Two international ecommerce leaders – Amazon and Alibaba. The American marketplace just completed 3 years in India. And the imminent entry of Chinese etailer Alibaba in 2016 has created a lot of buzz already. Both are vying for the biggest share of India’s online industry.
Bets are being placed on who’s going to be the winner – Jeff Bezos’ Amazon or Jack Ma’s Alibaba.
Old nemeses meet again
The rivalry dates back to 2004 when Amazon stepped in China unprepared and lost to Alibaba. Bezos’ company still has presence in the most populated country in the world but no point denying the fact that Jack Ma rules its ecommerce industry.
Amazon’s clear and straightforward strategy
The company has been operating independently as an online marketplace since 2013 and in these 3 years, they have steadily worked towards building a self-sustainable ecommerce model.
Bezos recently invested a whopping $3 billion into its Indian arm, which may be utilized for sprucing up logistics and supply chain. From localization, seller initiatives, customer-centric approach, massive warehouses, logistics, Amazon India has invested its funds in all corners. This enabled them to scale up faster than expected and shake up the Indian ecommerce industry.
Alibaba’s strategy is as complicated as a spider’s web
While Amazon has been flying solo, Alibaba has followed an indirect market entry strategy so far.
The Chinese etailer is the strongest supporter of Paytm. It has invested in Snapdeal too. And there were reports about Alibaba backing Flipkart and partnering with Tata Group as well. Now they are all set to enter directly.
What about Indian etailers?
With all eyes on Amazon and Alibaba, we can’t help but wonder that how does the future look like for homegrown etailers Flipkart and Snapdeal. Can the local players defeat international titans? Or will India’s ecommerce industry be run by these two global giants in the years to come?

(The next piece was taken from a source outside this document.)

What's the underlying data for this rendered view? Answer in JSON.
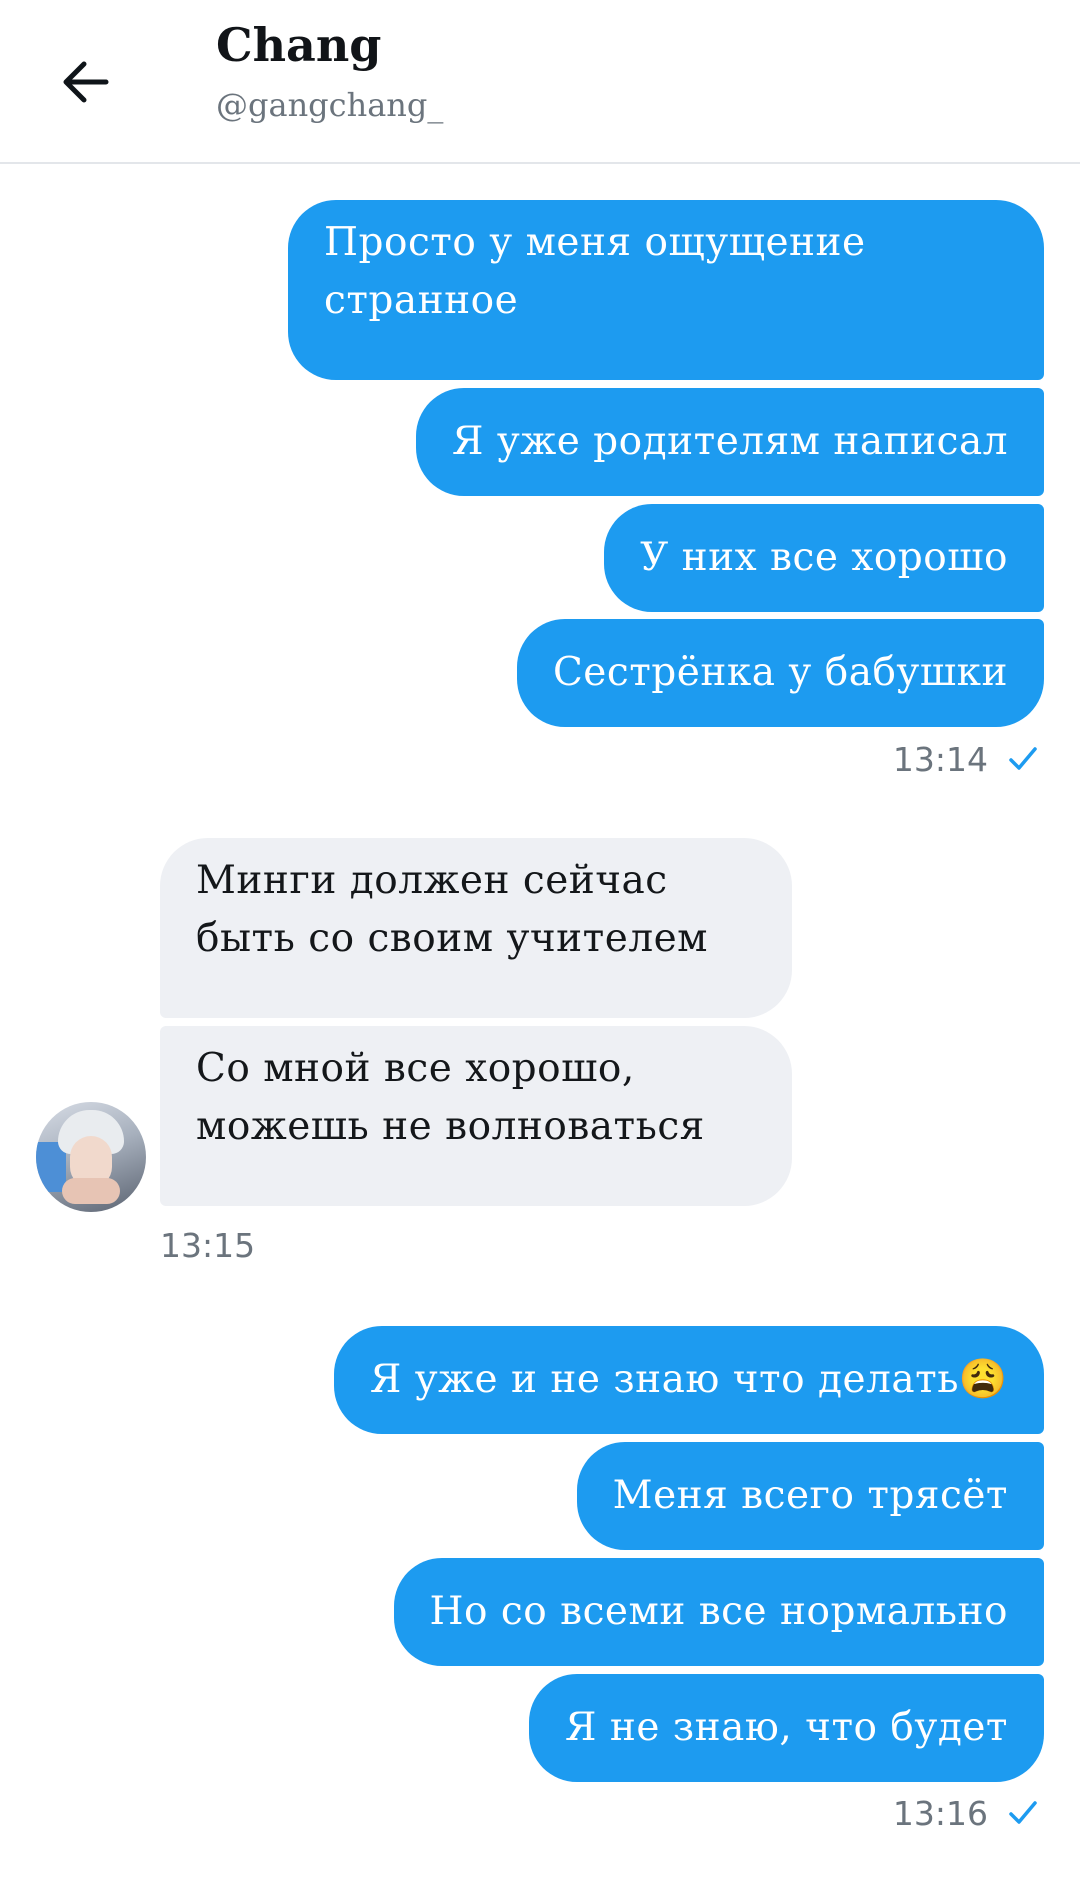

After all, Amazon is already way ahead of Alibaba in India and other etailers Flipkart and Snapdeal are going through a funding crunch. What can stop them from coming together even if it is a temporary arrangement? It sounds plausible, isn’t it?